> [THE RECORDS]:

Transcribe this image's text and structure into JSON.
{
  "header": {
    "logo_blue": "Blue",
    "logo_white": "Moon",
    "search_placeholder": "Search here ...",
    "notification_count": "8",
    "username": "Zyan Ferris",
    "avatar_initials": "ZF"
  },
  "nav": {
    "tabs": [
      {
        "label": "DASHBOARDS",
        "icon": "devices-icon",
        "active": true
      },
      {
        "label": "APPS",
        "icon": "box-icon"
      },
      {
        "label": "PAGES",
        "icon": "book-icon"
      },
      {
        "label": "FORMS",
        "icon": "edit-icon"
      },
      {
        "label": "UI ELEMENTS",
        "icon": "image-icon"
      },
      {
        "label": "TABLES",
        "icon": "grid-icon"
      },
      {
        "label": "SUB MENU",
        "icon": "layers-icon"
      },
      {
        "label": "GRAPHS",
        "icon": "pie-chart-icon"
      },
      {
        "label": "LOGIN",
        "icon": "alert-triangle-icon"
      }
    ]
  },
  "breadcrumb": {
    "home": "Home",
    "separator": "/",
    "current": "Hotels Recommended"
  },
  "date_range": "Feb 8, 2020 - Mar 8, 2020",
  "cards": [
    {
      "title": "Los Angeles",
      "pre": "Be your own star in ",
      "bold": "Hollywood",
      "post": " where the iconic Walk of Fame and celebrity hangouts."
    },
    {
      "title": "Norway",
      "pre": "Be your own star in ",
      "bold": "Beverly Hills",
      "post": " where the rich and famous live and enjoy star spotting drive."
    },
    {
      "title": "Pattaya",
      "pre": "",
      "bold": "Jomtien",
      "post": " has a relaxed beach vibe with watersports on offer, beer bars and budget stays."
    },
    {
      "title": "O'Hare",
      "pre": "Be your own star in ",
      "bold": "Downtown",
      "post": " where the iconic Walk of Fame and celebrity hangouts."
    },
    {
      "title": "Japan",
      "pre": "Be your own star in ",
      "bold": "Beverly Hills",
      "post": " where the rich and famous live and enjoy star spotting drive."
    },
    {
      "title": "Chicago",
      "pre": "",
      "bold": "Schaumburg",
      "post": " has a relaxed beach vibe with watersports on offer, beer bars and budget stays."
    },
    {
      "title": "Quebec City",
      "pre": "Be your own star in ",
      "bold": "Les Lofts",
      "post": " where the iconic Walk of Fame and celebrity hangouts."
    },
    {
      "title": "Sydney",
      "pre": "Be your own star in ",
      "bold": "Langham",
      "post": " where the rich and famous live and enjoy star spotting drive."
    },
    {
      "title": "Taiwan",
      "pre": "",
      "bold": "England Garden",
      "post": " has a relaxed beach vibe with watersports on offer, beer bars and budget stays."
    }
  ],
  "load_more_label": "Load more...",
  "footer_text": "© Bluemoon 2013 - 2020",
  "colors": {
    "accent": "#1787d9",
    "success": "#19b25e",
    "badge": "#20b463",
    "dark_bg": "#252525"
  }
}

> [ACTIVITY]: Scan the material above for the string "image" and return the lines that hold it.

> [RESULT FOR THIS EXERCISE]:
Transcribe this image's text and structure into JSON.
        "icon": "image-icon"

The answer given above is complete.